By Jennifer Nash
The youth movement for Palestine in Britain has continued to strengthen, with a number of significant advances.
The growing support for Palestine amongst young people in Britain has finally encouraged the National Union of Students (NUS) to join the growing movement for justice and peace for Palestine.
In a policy motion adopted at a National Executive Council meeting on 17th May the NUS resolved to “strongly condemn Israel’s siege on Gaza and actively campaign for it to be lifted in accordance with international law” and to commit to actively support Palestinians’ right to education.
The significance of this breakthrough should not be underestimated – NUS’s new policy represents a major departure from its recent record on Palestine. For example, NUS refused to condemn Israel’s war on Gaza in 2009 and failed to condemn the killing of 9 civilian peace activists onboard the Mavi Marmara in May 2010.
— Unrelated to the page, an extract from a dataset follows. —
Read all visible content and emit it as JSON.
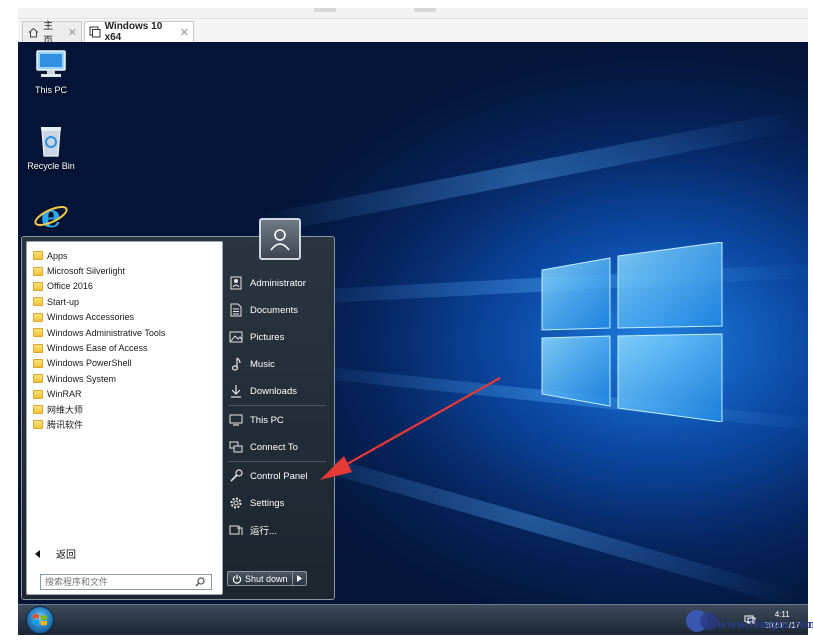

Commenting on the vote, Kanja Sesay of the NUS Black Students’ Campaign said, “It is a victory that NUS is finally standing in solidarity with the Palestinians and supporting their freedom. Winning this policy has been a long struggle.”
Vicki Baars, NUS LGBT Officer (Women’s Place) who spoke in support of the new NUS policy added: “I’m really pleased to see NUS taking a strong stance on the issues and experiences faced by Palestinian people and especially those of Palestinian students.”
However, a campaign is underway to reverse the new policy.
Speaking to the Guardian outgoing NUS President Aaron Porter attacked the NUS’ new pro-Palestine policy stating:
“NUS has always taken a measured and balanced approach to the complex issues surrounding the Middle East and I believe changing that is damaging to all involved. NUS has worked closely with the Union of Jewish Students to tackle hate speech on campus and I am proud of that work.
“Jewish students must feel able to participate freely in our movement and I will do all I can to persuade the NUS NEC to drop a policy which is seen as anti-Israel and to further co-operation on campuses.”
The implication is clear – supporting Palestine is linked to “hate speech” and poses a threat to Jewish students on campus.
In reality, the only way to consistently oppose “hate speech”, prejudice, discrimination and bigotry is to stand up for equality and justice for everyone, including the Palestinians. Until now, NUS has failed to do this.
Kanja Sesay hit the nail on the head when he said: “supporting the right to education for Palestinians is not hate speech.”
Indeed, supporting the right to education all over the world is a basic responsibility of us all, but especially for an organisation that exists to defend the rights of students, like the NUS. The struggle to ensure that the NUS maintain its policy in support of the Palestinians’ right to education is crucial, especially with the evidence that there are likely to be moves to reverse the policy at the July NUS NEC meeting.
A Facebook page has been set up congratulating NUS for their new policy position: ‘Well Done NUS for supporting Palestine’ – sign up today to show your support and encourage NUS to keep the policy.
On the eve of the global commemorations and protests for the anniversary of the Nakba – the annual commemoration of the Palestinian displacements as a result of the founding of the state of Israel in 1948 – over 300 young people came together for the fifth meeting of the Equality Movement. This was launched earlier this year by Lowkey, Jody McIntyre and MC Logic.
The theme was solidarity with Palestine and the speakers included former PLO representative Karma Nabulsi, the Palestine Solidarity Campaign’s Sarah Colborne and George Galloway.
George Galloway underlined the significance of what the Equality Movement has achieved so far when he said: “As someone who speaks about Palestine all over the world, all the time, I can tell you there are seldom this many young people in one room talking about politics anymore.”
The meeting discussed what the next steps for the international Palestine solidarity movement are. Most immediately the forthcoming flotilla to Gaza is a key opportunity for the international solidarity movement to act together and have a transformative effect. The ‘Britain to Gaza’ contingent is scheduled to set off in July. Check out their website to keep up with developments.
The Equality Movement’s next meeting takes place on Friday 1st of July at Lambeth Town Hall in London on the theme ‘Who policies the police?’ with Benjamin Zephaniah among the speakers. Check out the details on Facebook here.